TAMPA, Fla. — While prosecutors are building their case against Howell Donaldson III who is charged with the death of four people in Seminole Heights, the Donaldson family is making their first legal moves.
Donaldson's parents held back tears Friday night, saying they desperately want to see their son.
"We love him, we support him, we believe him, and we're here for him," said Rosita Donaldson.
Following Tuesday's arrest, ABC Action News has learned that Donaldson grew up in a church-going family and excelled in school and basketball. He even earned a spot on the St. John's University men's basketball team.
Those who know him best can't explain what happened.
"Everybody's in disbelief," said Rosita. "That's not my son, that's not my baby."
Flanked by attorneys, the Donaldson's were not allowed to answer when ABC Action News asked if they'd seen the now viral surveillance video or if they ever suspected that the shadowy figure could have been their son.

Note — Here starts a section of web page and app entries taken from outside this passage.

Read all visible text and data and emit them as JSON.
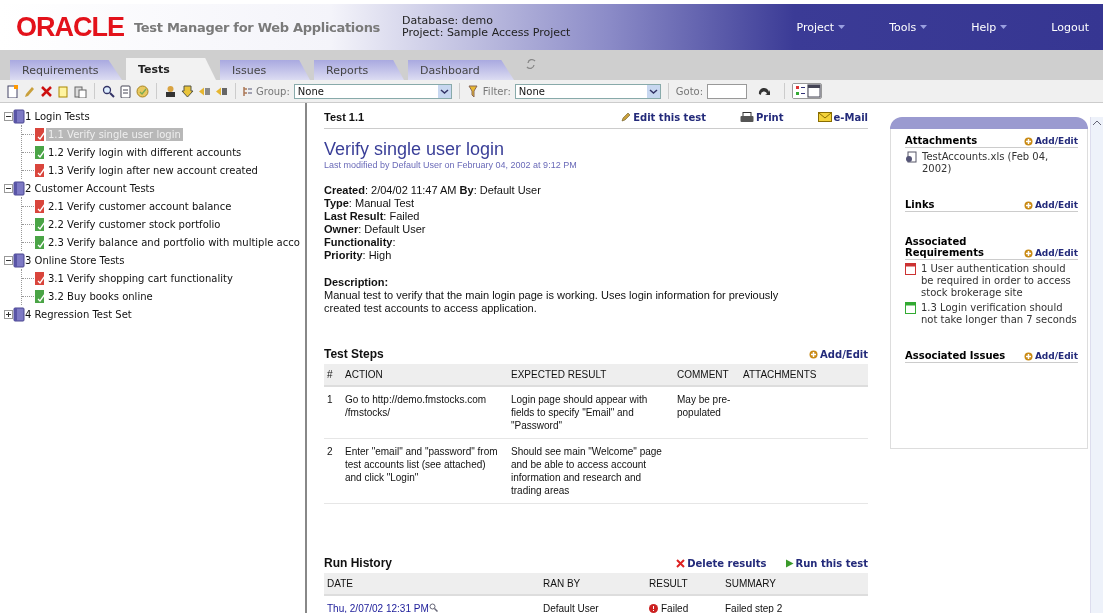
{
  "header": {
    "logo": "ORACLE",
    "app_title": "Test Manager for Web Applications",
    "database": "Database: demo",
    "project": "Project: Sample Access Project",
    "menu": [
      {
        "label": "Project",
        "dropdown": true
      },
      {
        "label": "Tools",
        "dropdown": true
      },
      {
        "label": "Help",
        "dropdown": true
      },
      {
        "label": "Logout",
        "dropdown": false
      }
    ]
  },
  "tabs": [
    {
      "label": "Requirements",
      "selected": false
    },
    {
      "label": "Tests",
      "selected": true
    },
    {
      "label": "Issues",
      "selected": false
    },
    {
      "label": "Reports",
      "selected": false
    },
    {
      "label": "Dashboard",
      "selected": false
    }
  ],
  "toolbar": {
    "group_label": "Group:",
    "group_value": "None",
    "filter_label": "Filter:",
    "filter_value": "None",
    "goto_label": "Goto:"
  },
  "tree": [
    {
      "label": "1 Login Tests",
      "expanded": true,
      "children": [
        {
          "label": "1.1 Verify single user login",
          "passed": false,
          "selected": true
        },
        {
          "label": "1.2 Verify login with different accounts",
          "passed": true,
          "selected": false
        },
        {
          "label": "1.3 Verify login after new account created",
          "passed": false,
          "selected": false
        }
      ]
    },
    {
      "label": "2 Customer Account Tests",
      "expanded": true,
      "children": [
        {
          "label": "2.1 Verify customer account balance",
          "passed": false,
          "selected": false
        },
        {
          "label": "2.2 Verify customer stock portfolio",
          "passed": true,
          "selected": false
        },
        {
          "label": "2.3 Verify balance and portfolio with multiple acco",
          "passed": true,
          "selected": false
        }
      ]
    },
    {
      "label": "3 Online Store Tests",
      "expanded": true,
      "children": [
        {
          "label": "3.1 Verify shopping cart functionality",
          "passed": false,
          "selected": false
        },
        {
          "label": "3.2 Buy books online",
          "passed": true,
          "selected": false
        }
      ]
    },
    {
      "label": "4 Regression Test Set",
      "expanded": false
    }
  ],
  "detail": {
    "heading": "Test 1.1",
    "actions": [
      {
        "kind": "edit",
        "label": "Edit this test"
      },
      {
        "kind": "print",
        "label": "Print"
      },
      {
        "kind": "mail",
        "label": "e-Mail"
      }
    ],
    "title": "Verify single user login",
    "modified": "Last modified by Default User on February 04, 2002 at 9:12 PM",
    "fields": [
      "**Created**: 2/04/02 11:47 AM **By**: Default User",
      "**Type**: Manual Test",
      "**Last Result**: Failed",
      "**Owner**: Default User",
      "**Functionality**:",
      "**Priority**: High"
    ],
    "description_label": "Description:",
    "description": "Manual test to verify that the main login page is working. Uses login information for previously created test accounts to access application.",
    "steps": {
      "title": "Test Steps",
      "action": "Add/Edit",
      "columns": [
        "#",
        "ACTION",
        "EXPECTED RESULT",
        "COMMENT",
        "ATTACHMENTS"
      ],
      "rows": [
        [
          "1",
          "Go to http://demo.fmstocks.com /fmstocks/",
          "Login page should appear with fields to specify \"Email\" and \"Password\"",
          "May be pre-populated"
        ],
        [
          "2",
          "Enter \"email\" and \"password\" from test accounts list (see attached) and click \"Login\"",
          "Should see main \"Welcome\" page and be able to access account information and research and trading areas",
          ""
        ]
      ]
    },
    "history": {
      "title": "Run History",
      "actions": [
        {
          "kind": "delete",
          "label": "Delete results"
        },
        {
          "kind": "run",
          "label": "Run this test"
        }
      ],
      "columns": [
        "DATE",
        "RAN BY",
        "RESULT",
        "SUMMARY"
      ],
      "rows": [
        {
          "date": "Thu, 2/07/02 12:31 PM",
          "ran_by": "Default User",
          "result": "Failed",
          "passed": false,
          "summary": "Failed step 2"
        }
      ]
    }
  },
  "side": [
    {
      "title": "Attachments",
      "action": "Add/Edit",
      "items": [
        {
          "kind": "file",
          "text": "TestAccounts.xls (Feb 04, 2002)"
        }
      ]
    },
    {
      "title": "Links",
      "action": "Add/Edit"
    },
    {
      "title": "Associated Requirements",
      "action": "Add/Edit",
      "items": [
        {
          "kind": "requirement",
          "text": "1 User authentication should be required in order to access stock brokerage site",
          "passed": false
        },
        {
          "kind": "requirement",
          "text": "1.3 Login verification should not take longer than 7 seconds",
          "passed": true
        }
      ]
    },
    {
      "title": "Associated Issues",
      "action": "Add/Edit"
    }
  ]
}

"We're people of faith and we're going to lean on our faith as we go through this ordeal," Howell Donaldson, Jr. said.
Both parents said they continue to pray for the families of the Seminole Heights victims.
"Our hearts are heavy as their hearts are heavy," said Donaldson, Jr.
The family of one of the four victims says Donaldson should get the worst possible punishment, the death penalty. At the same time, the family of the alleged serial killer is preparing for what’s sure to be a long court battle ahead.
For Casimar Naiboa, only a death sentence can bring justice.
“Ok you kill four innocent people now we’re going to give you three meals a day, a bed, a tv. Why?” asked Naiboa. His son, 20-year-old Anthony Naiboa was the third victim in a 51-day killing spree.
The death penalty is something state prosecutors have said they are likely to pursue.
Donaldson's parents have now hired a prominent Tampa lawyer, Ralph Fernandez, for themselves.
“They are not hiding but the problem is they are staying away," said Fernandez. "They are suffering the pain of their personal situation coupled with the tremendous pain associated with the loss of others.”
The move has Naiboa questioning the parent’s involvement and knowledge over their son’s actions. He wonders if this was an act of parental protection. But the parents have not been charged with anything. Fernandez says they are not at risk for obtaining any charges.
For the time being, Fernandez is preparing for the possibility of representing the entire Donaldson family. Right now, he’s building a team of lawyers for what’s sure to be a high-profile case. While Fernandez searches, Naiboa’s questions for the Donaldson family only grows.
“They’ve seen that video all over the world. They’ve seen that video maybe a hundred times. How could they not tell that was their kid?" asked Naiboa.
It's an answer he won’t get today but hopes to soon hear in court.
Fernandez tells ABC Action News he’ll have a clearer idea of the next steps for Howell Donaldson’s defense by Monday. Right now, he has a public defender.
WATCH: Parents of accused Seminole Heights killer make statement